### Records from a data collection

◆ ◆ ◆ ◆ ◆ ◆ ◆

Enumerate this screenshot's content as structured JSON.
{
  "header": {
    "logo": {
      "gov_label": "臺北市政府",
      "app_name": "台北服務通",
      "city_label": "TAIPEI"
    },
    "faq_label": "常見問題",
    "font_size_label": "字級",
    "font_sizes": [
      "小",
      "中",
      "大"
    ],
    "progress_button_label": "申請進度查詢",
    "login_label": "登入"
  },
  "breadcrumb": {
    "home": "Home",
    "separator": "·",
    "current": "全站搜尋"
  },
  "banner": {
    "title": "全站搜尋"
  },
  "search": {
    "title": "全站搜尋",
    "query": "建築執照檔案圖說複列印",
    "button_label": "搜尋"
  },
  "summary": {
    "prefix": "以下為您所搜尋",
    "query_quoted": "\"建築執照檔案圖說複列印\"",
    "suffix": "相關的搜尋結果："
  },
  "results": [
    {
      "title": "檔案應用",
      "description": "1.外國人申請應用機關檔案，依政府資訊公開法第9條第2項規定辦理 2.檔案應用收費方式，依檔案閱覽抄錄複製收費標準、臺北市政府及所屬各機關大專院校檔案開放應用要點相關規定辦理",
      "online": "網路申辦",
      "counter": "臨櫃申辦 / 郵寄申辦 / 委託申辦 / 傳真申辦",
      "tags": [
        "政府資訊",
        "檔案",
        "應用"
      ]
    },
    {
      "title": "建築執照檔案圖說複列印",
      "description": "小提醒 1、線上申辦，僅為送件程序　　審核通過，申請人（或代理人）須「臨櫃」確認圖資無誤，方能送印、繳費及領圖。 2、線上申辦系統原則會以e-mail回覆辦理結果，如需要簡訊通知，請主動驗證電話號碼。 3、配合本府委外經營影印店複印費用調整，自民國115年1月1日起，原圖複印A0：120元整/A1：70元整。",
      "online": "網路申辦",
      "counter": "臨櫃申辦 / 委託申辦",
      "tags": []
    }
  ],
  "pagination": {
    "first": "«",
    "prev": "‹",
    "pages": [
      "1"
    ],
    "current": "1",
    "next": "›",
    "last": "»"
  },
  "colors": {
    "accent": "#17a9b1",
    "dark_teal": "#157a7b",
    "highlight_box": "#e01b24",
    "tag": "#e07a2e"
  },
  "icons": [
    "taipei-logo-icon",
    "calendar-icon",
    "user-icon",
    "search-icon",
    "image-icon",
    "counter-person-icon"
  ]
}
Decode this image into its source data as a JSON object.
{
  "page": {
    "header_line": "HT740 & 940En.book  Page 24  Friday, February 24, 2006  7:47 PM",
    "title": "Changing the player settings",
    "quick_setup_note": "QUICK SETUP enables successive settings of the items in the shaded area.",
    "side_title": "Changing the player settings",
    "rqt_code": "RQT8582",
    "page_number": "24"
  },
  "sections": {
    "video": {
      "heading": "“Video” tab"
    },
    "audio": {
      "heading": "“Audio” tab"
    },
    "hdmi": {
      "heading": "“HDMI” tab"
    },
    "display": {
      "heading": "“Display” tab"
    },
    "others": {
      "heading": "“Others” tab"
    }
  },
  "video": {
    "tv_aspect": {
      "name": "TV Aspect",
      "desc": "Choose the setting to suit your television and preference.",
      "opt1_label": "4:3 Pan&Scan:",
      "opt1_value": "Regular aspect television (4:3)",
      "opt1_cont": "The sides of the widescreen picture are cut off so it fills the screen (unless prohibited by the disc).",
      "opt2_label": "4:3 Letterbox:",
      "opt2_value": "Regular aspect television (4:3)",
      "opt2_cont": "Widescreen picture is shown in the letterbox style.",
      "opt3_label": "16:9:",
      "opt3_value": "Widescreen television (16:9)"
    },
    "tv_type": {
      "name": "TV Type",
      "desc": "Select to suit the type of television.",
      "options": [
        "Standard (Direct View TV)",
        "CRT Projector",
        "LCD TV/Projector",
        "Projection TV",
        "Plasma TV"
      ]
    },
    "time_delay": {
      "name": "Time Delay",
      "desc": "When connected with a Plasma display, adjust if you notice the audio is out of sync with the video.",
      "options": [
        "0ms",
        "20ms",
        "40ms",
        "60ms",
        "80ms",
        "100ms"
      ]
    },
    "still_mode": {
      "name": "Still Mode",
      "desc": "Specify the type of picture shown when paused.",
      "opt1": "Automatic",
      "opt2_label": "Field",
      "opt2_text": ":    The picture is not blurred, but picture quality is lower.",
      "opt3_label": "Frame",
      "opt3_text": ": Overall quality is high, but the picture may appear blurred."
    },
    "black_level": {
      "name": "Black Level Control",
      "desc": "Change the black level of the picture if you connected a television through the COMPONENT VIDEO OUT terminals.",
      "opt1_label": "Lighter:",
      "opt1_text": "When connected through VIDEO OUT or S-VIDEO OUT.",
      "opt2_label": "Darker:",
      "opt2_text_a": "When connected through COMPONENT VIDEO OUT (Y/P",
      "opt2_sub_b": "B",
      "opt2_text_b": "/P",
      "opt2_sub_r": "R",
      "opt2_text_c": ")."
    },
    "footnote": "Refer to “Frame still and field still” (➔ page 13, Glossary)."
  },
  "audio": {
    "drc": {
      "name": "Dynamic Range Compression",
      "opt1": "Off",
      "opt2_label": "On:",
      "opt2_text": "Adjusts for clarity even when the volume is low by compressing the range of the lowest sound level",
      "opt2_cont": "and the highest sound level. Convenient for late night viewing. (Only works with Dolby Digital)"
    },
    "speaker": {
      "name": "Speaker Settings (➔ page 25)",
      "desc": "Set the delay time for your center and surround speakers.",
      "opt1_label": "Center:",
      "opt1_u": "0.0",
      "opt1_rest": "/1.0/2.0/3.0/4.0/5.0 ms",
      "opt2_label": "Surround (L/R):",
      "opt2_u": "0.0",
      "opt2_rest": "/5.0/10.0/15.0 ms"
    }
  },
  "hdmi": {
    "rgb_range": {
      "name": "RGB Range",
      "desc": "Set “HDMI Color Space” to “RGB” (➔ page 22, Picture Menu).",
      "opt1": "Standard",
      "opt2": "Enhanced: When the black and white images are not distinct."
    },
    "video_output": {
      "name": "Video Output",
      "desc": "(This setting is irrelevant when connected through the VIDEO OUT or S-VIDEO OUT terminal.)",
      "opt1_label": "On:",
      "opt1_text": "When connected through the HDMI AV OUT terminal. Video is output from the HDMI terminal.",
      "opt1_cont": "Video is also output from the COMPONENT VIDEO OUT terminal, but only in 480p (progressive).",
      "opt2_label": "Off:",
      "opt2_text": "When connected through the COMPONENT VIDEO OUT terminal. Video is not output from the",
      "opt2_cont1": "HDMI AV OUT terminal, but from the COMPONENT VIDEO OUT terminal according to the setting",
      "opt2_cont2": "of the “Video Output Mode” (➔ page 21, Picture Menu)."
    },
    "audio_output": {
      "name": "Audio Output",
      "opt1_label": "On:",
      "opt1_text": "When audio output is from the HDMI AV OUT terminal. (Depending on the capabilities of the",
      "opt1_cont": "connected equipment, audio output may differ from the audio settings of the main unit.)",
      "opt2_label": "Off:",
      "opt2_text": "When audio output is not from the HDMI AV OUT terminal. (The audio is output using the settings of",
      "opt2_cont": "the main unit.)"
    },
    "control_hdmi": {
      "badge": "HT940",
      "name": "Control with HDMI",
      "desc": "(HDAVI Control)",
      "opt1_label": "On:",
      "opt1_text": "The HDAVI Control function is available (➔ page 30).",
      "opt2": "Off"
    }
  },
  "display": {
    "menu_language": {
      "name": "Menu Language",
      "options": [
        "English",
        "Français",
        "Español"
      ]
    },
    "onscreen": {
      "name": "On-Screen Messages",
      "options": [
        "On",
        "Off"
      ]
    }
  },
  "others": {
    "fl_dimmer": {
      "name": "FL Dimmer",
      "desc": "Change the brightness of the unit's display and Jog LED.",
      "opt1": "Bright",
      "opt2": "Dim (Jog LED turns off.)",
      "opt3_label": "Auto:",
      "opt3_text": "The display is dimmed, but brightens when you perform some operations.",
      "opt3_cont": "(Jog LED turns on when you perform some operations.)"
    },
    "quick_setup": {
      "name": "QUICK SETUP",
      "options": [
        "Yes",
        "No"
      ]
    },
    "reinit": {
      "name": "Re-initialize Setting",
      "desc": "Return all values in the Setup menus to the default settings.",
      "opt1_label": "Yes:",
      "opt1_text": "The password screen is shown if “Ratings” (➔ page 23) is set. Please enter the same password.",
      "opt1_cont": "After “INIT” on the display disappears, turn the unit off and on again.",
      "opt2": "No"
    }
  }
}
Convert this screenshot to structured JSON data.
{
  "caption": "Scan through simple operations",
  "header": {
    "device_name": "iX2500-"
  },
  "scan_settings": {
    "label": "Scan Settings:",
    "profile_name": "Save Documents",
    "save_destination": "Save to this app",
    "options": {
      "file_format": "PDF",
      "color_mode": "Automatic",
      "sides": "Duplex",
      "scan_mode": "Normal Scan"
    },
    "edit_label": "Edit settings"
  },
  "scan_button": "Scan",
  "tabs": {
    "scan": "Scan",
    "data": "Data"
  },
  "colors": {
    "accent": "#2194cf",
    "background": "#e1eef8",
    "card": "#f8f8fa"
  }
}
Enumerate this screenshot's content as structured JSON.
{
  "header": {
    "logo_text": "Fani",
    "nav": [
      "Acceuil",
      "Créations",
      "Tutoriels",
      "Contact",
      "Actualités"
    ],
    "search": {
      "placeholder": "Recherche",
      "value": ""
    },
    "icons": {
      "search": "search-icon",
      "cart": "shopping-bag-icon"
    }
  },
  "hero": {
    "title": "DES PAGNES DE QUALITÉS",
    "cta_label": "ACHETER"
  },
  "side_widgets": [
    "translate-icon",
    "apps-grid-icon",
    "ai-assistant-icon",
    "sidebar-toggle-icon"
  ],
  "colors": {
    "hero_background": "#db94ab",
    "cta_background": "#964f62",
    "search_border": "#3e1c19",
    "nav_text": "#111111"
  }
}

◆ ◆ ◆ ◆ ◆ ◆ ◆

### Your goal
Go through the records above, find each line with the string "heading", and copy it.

### Exercise answer
      "heading": "“Video” tab"
      "heading": "“Audio” tab"
      "heading": "“HDMI” tab"
      "heading": "“Display” tab"
      "heading": "“Others” tab"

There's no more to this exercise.